= Beginning of Section =

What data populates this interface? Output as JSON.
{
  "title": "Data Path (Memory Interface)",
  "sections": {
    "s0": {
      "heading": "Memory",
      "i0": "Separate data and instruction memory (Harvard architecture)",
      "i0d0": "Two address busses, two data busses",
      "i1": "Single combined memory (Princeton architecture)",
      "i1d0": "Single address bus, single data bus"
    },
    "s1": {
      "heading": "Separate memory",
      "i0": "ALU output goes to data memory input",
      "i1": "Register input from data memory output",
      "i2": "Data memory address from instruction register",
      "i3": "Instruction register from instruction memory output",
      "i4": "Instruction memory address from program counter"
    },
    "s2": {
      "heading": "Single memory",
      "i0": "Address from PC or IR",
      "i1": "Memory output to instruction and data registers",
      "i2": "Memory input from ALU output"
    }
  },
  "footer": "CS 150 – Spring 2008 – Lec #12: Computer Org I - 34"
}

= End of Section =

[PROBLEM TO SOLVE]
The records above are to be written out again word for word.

[RESULT OF THIS TASK]
What data populates this interface? Output as JSON.
{
  "title": "Data Path (Memory Interface)",
  "sections": {
    "s0": {
      "heading": "Memory",
      "i0": "Separate data and instruction memory (Harvard architecture)",
      "i0d0": "Two address busses, two data busses",
      "i1": "Single combined memory (Princeton architecture)",
      "i1d0": "Single address bus, single data bus"
    },
    "s1": {
      "heading": "Separate memory",
      "i0": "ALU output goes to data memory input",
      "i1": "Register input from data memory output",
      "i2": "Data memory address from instruction register",
      "i3": "Instruction register from instruction memory output",
      "i4": "Instruction memory address from program counter"
    },
    "s2": {
      "heading": "Single memory",
      "i0": "Address from PC or IR",
      "i1": "Memory output to instruction and data registers",
      "i2": "Memory input from ALU output"
    }
  },
  "footer": "CS 150 – Spring 2008 – Lec #12: Computer Org I - 34"
}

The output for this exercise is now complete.